La Pryor is on the Missouri Pacific tracks at the intersection of U.S. highways 83 and 57, four miles west of the Nueces River in northwestern Zavala County. It was named for Col. Isaac (Ike) T. Pryor, who in the 1880s owned a large ranch that included the site of the community. There was an attempt to colonize the area at a proposed townsite known as Nuvalco (an acronym for Nueces Valley Colonization Company) six miles north of the site of present La Pryor. The attempt failed, and the property was sold to the Western Livestock and Land Company, which eventually sold the property to Ike Pryor around 1880. Pryor formed the Zavala Land and Water Development Company and marketed small farm units from a 30,000-acre section of his holdings west of the Nueces River.

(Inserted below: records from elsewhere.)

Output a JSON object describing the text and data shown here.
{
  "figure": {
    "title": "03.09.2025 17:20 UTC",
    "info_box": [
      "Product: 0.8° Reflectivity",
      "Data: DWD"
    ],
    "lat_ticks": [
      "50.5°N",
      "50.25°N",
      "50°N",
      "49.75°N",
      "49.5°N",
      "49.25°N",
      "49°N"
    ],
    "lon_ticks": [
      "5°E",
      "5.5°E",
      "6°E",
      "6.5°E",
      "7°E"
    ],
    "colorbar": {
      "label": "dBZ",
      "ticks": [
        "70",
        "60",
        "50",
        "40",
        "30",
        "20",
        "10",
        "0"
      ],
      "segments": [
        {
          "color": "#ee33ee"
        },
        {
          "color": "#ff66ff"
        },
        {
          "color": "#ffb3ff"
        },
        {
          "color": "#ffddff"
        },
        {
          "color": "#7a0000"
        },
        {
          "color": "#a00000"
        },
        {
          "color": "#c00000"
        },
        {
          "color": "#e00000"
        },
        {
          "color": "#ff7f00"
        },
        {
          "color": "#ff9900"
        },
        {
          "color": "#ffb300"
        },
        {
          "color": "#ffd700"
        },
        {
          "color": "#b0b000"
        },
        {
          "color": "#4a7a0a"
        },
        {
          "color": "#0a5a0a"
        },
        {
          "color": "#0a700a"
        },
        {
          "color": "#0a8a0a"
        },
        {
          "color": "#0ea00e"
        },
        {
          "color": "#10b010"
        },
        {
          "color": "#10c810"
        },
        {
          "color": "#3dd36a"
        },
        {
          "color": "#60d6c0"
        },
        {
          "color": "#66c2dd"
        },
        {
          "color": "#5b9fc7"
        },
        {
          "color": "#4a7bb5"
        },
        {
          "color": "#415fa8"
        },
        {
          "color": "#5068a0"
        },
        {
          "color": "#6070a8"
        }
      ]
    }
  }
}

He made a deal with the Crystal City and Uvalde Railway in 1909 to construct a depot, switch, and cattle-unloading station at the site where La Pryor had been platted. Prospective buyers, lured by extensive advertising, arrived from throughout the country on organized train excursions to view the land and observe the exceptional variety of produce cultivated on J. W. Adams's experimental farm south of the townsite. Their numbers grew so large that many slept on the train and dined at a brush arbor hastily erected on the east side of town. A post office was established in the community in 1910. Farmers laboriously cleared their twenty-to-160-acre plots; dryland farming produced cotton, milo, corn, small grains, and red-top cane for hay. Early in 1910 the community had several general stores, a blacksmith shop, and the spacious three-level Nueces Hotel. La Pryor High School was constructed in 1912.
La Pryor quickly prospered, and by 1914 some of the county's first automobiles and telephones were in use in the community of around 500. The town included Baptist, Christian, Lutheran, and Methodist congregations, a cotton gin, a bank, and a weekly publication called the Zavala County Sentinel. St. Joseph's Catholic Church was constructed in 1918. In the 1920s the Zavala Land and Water Company closed. In the same period Kate Stout, operator of the La Pryor telephone service, became Zavala County's first woman to hold elective office, when she was chosen county treasurer. Drought devastated many ranches around La Pryor in the 1930s and may also have been responsible for the recurring visits of herds of wild donkeys to the town. Natural gas was discovered in the La Pryor area in the 1930s. The La Pryor New Era was published by Austin Campbell during the 1930s and 1940s. During the late 1930s La Pryor had an estimated population of 450, roughly two-thirds Anglo-American and one-third Mexican-American. There were two schools for Mexican-American students and a combination high school and grammar school for Anglo-Americans. By 1946 La Pryor had an estimated population of 500 and seventeen businesses. Products marketed by local vegetable-packing sheds and cattle shipped by local ranchers contributed to increased rail activity in La Pryor during the 1940s. The population remained about 500 throughout the 1950s but more than doubled to an estimated 1,100 by 1966. During this period La Pryor was the rail terminus for substantial asphalt shipments from mines in southwestern Uvalde County. In 1969 the last sizable herd of cattle, numbering around 800 steers, was shipped by the Chaparossa Ranch from cattle pens at La Pryor. The town's population had dropped to 550 by 1970; the sharp rise in population during the 1960s may have been the result of movement to the La Pryor area from Crystal City, which had substantial racial and political upheaval during that decade. A new high school was constructed at La Pryor in 1977. Throughout the 1970s and 1980s La Pryor maintained an estimated population of 550; nineteen business were operating in the community in 1989. In 1990 the population was reported as 1,343. The population was 1,491 in 2000.